__Task description__: Retrieve every line from the records in which the word "name" occurs.

────────────────

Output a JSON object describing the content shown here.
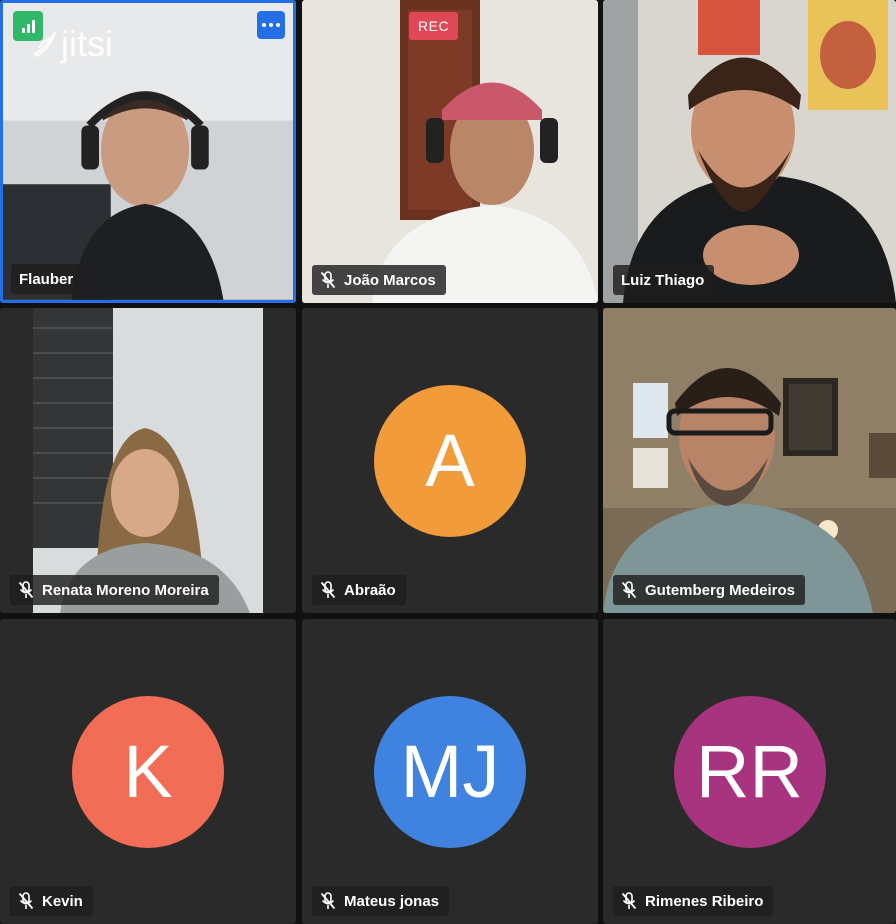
{
  "app": {
    "logo_text": "jitsi",
    "recording_label": "REC"
  },
  "colors": {
    "active_border": "#246fe5",
    "signal_good": "#31b76a",
    "rec": "#e04757"
  },
  "participants": [
    {
      "name": "Flauber",
      "muted": false,
      "video": true,
      "active": true
    },
    {
      "name": "João Marcos",
      "muted": true,
      "video": true
    },
    {
      "name": "Luiz Thiago",
      "muted": false,
      "video": true
    },
    {
      "name": "Renata Moreno Moreira",
      "muted": true,
      "video": true
    },
    {
      "name": "Abraão",
      "muted": true,
      "video": false,
      "initials": "A",
      "avatar_color": "#f29b3a"
    },
    {
      "name": "Gutemberg Medeiros",
      "muted": true,
      "video": true
    },
    {
      "name": "Kevin",
      "muted": true,
      "video": false,
      "initials": "K",
      "avatar_color": "#f26d55"
    },
    {
      "name": "Mateus jonas",
      "muted": true,
      "video": false,
      "initials": "MJ",
      "avatar_color": "#3f82e0"
    },
    {
      "name": "Rimenes Ribeiro",
      "muted": true,
      "video": false,
      "initials": "RR",
      "avatar_color": "#a8337e"
    }
  ]
}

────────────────

__Exercise result__:
      "name": "Flauber",
      "name": "João Marcos",
      "name": "Luiz Thiago",
      "name": "Renata Moreno Moreira",
      "name": "Abraão",
      "name": "Gutemberg Medeiros",
      "name": "Kevin",
      "name": "Mateus jonas",
      "name": "Rimenes Ribeiro",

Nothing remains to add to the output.